┌────────
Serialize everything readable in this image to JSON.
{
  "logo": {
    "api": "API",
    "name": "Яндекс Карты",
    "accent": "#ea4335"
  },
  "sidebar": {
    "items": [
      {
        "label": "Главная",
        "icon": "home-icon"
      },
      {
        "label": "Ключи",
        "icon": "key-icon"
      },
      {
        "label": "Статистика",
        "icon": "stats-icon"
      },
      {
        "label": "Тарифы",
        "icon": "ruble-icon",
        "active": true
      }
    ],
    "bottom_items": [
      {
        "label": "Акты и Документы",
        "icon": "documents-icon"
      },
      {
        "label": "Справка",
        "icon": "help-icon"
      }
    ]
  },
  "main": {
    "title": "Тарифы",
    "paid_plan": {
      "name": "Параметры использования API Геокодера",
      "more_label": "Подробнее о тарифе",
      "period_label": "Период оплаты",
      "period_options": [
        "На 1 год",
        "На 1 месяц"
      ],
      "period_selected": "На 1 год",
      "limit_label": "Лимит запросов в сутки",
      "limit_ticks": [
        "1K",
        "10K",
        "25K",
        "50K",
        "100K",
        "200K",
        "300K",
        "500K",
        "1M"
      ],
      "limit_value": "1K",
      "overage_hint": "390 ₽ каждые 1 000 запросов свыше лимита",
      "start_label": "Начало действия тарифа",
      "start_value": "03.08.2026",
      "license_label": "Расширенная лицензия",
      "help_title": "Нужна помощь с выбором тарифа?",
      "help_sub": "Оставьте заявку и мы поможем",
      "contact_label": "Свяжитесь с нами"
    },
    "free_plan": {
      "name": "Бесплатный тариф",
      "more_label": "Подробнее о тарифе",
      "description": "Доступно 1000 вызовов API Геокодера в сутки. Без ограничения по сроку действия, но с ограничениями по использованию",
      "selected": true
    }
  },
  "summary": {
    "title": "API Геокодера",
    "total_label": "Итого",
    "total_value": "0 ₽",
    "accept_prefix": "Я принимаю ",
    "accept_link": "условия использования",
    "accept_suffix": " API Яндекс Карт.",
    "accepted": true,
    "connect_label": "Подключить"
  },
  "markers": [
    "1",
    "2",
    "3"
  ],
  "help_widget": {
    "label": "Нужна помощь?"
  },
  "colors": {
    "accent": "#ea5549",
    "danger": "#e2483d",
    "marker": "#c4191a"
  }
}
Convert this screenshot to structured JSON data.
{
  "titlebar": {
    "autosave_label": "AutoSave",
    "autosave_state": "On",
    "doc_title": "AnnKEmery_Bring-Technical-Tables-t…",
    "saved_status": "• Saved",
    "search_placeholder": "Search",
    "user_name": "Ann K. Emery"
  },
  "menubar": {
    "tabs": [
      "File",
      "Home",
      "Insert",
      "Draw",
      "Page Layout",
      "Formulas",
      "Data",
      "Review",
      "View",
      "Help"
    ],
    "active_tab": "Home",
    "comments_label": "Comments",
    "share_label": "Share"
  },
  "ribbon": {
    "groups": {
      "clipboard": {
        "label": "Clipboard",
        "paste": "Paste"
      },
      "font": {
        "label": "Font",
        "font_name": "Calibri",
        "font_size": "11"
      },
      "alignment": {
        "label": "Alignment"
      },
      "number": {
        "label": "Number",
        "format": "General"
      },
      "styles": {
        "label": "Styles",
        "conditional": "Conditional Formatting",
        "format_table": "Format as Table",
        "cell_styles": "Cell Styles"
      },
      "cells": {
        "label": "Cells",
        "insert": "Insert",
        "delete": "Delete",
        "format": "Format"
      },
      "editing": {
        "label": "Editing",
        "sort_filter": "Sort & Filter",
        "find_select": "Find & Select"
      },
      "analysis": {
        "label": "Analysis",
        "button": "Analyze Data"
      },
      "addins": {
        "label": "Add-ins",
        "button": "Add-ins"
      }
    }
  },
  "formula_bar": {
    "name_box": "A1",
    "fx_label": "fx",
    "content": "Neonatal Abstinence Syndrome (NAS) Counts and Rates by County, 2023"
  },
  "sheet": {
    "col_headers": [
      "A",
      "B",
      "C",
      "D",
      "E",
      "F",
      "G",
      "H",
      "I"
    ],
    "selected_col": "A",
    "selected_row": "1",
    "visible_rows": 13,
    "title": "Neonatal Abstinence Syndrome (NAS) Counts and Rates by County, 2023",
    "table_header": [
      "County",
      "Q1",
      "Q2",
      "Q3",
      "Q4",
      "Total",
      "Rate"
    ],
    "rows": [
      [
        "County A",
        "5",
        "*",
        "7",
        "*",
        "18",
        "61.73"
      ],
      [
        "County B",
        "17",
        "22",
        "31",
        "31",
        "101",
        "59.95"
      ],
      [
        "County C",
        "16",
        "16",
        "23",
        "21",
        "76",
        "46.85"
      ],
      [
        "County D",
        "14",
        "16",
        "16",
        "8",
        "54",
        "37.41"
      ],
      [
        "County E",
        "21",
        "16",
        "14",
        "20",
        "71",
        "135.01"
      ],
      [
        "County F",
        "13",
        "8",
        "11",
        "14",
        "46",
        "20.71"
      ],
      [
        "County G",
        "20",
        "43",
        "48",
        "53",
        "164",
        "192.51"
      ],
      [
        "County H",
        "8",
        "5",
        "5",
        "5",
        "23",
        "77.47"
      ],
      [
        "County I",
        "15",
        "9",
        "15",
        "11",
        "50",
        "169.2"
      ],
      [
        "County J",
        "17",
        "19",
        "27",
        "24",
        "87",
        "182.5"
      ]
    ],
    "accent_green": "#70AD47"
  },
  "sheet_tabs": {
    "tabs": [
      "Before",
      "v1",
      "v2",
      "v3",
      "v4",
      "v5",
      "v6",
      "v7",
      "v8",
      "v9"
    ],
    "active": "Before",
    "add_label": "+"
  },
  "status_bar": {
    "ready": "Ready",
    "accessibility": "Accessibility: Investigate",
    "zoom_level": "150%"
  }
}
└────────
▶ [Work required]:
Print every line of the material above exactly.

▶ [Task result]:
Serialize everything readable in this image to JSON.
{
  "logo": {
    "api": "API",
    "name": "Яндекс Карты",
    "accent": "#ea4335"
  },
  "sidebar": {
    "items": [
      {
        "label": "Главная",
        "icon": "home-icon"
      },
      {
        "label": "Ключи",
        "icon": "key-icon"
      },
      {
        "label": "Статистика",
        "icon": "stats-icon"
      },
      {
        "label": "Тарифы",
        "icon": "ruble-icon",
        "active": true
      }
    ],
    "bottom_items": [
      {
        "label": "Акты и Документы",
        "icon": "documents-icon"
      },
      {
        "label": "Справка",
        "icon": "help-icon"
      }
    ]
  },
  "main": {
    "title": "Тарифы",
    "paid_plan": {
      "name": "Параметры использования API Геокодера",
      "more_label": "Подробнее о тарифе",
      "period_label": "Период оплаты",
      "period_options": [
        "На 1 год",
        "На 1 месяц"
      ],
      "period_selected": "На 1 год",
      "limit_label": "Лимит запросов в сутки",
      "limit_ticks": [
        "1K",
        "10K",
        "25K",
        "50K",
        "100K",
        "200K",
        "300K",
        "500K",
        "1M"
      ],
      "limit_value": "1K",
      "overage_hint": "390 ₽ каждые 1 000 запросов свыше лимита",
      "start_label": "Начало действия тарифа",
      "start_value": "03.08.2026",
      "license_label": "Расширенная лицензия",
      "help_title": "Нужна помощь с выбором тарифа?",
      "help_sub": "Оставьте заявку и мы поможем",
      "contact_label": "Свяжитесь с нами"
    },
    "free_plan": {
      "name": "Бесплатный тариф",
      "more_label": "Подробнее о тарифе",
      "description": "Доступно 1000 вызовов API Геокодера в сутки. Без ограничения по сроку действия, но с ограничениями по использованию",
      "selected": true
    }
  },
  "summary": {
    "title": "API Геокодера",
    "total_label": "Итого",
    "total_value": "0 ₽",
    "accept_prefix": "Я принимаю ",
    "accept_link": "условия использования",
    "accept_suffix": " API Яндекс Карт.",
    "accepted": true,
    "connect_label": "Подключить"
  },
  "markers": [
    "1",
    "2",
    "3"
  ],
  "help_widget": {
    "label": "Нужна помощь?"
  },
  "colors": {
    "accent": "#ea5549",
    "danger": "#e2483d",
    "marker": "#c4191a"
  }
}
Convert this screenshot to structured JSON data.
{
  "titlebar": {
    "autosave_label": "AutoSave",
    "autosave_state": "On",
    "doc_title": "AnnKEmery_Bring-Technical-Tables-t…",
    "saved_status": "• Saved",
    "search_placeholder": "Search",
    "user_name": "Ann K. Emery"
  },
  "menubar": {
    "tabs": [
      "File",
      "Home",
      "Insert",
      "Draw",
      "Page Layout",
      "Formulas",
      "Data",
      "Review",
      "View",
      "Help"
    ],
    "active_tab": "Home",
    "comments_label": "Comments",
    "share_label": "Share"
  },
  "ribbon": {
    "groups": {
      "clipboard": {
        "label": "Clipboard",
        "paste": "Paste"
      },
      "font": {
        "label": "Font",
        "font_name": "Calibri",
        "font_size": "11"
      },
      "alignment": {
        "label": "Alignment"
      },
      "number": {
        "label": "Number",
        "format": "General"
      },
      "styles": {
        "label": "Styles",
        "conditional": "Conditional Formatting",
        "format_table": "Format as Table",
        "cell_styles": "Cell Styles"
      },
      "cells": {
        "label": "Cells",
        "insert": "Insert",
        "delete": "Delete",
        "format": "Format"
      },
      "editing": {
        "label": "Editing",
        "sort_filter": "Sort & Filter",
        "find_select": "Find & Select"
      },
      "analysis": {
        "label": "Analysis",
        "button": "Analyze Data"
      },
      "addins": {
        "label": "Add-ins",
        "button": "Add-ins"
      }
    }
  },
  "formula_bar": {
    "name_box": "A1",
    "fx_label": "fx",
    "content": "Neonatal Abstinence Syndrome (NAS) Counts and Rates by County, 2023"
  },
  "sheet": {
    "col_headers": [
      "A",
      "B",
      "C",
      "D",
      "E",
      "F",
      "G",
      "H",
      "I"
    ],
    "selected_col": "A",
    "selected_row": "1",
    "visible_rows": 13,
    "title": "Neonatal Abstinence Syndrome (NAS) Counts and Rates by County, 2023",
    "table_header": [
      "County",
      "Q1",
      "Q2",
      "Q3",
      "Q4",
      "Total",
      "Rate"
    ],
    "rows": [
      [
        "County A",
        "5",
        "*",
        "7",
        "*",
        "18",
        "61.73"
      ],
      [
        "County B",
        "17",
        "22",
        "31",
        "31",
        "101",
        "59.95"
      ],
      [
        "County C",
        "16",
        "16",
        "23",
        "21",
        "76",
        "46.85"
      ],
      [
        "County D",
        "14",
        "16",
        "16",
        "8",
        "54",
        "37.41"
      ],
      [
        "County E",
        "21",
        "16",
        "14",
        "20",
        "71",
        "135.01"
      ],
      [
        "County F",
        "13",
        "8",
        "11",
        "14",
        "46",
        "20.71"
      ],
      [
        "County G",
        "20",
        "43",
        "48",
        "53",
        "164",
        "192.51"
      ],
      [
        "County H",
        "8",
        "5",
        "5",
        "5",
        "23",
        "77.47"
      ],
      [
        "County I",
        "15",
        "9",
        "15",
        "11",
        "50",
        "169.2"
      ],
      [
        "County J",
        "17",
        "19",
        "27",
        "24",
        "87",
        "182.5"
      ]
    ],
    "accent_green": "#70AD47"
  },
  "sheet_tabs": {
    "tabs": [
      "Before",
      "v1",
      "v2",
      "v3",
      "v4",
      "v5",
      "v6",
      "v7",
      "v8",
      "v9"
    ],
    "active": "Before",
    "add_label": "+"
  },
  "status_bar": {
    "ready": "Ready",
    "accessibility": "Accessibility: Investigate",
    "zoom_level": "150%"
  }
}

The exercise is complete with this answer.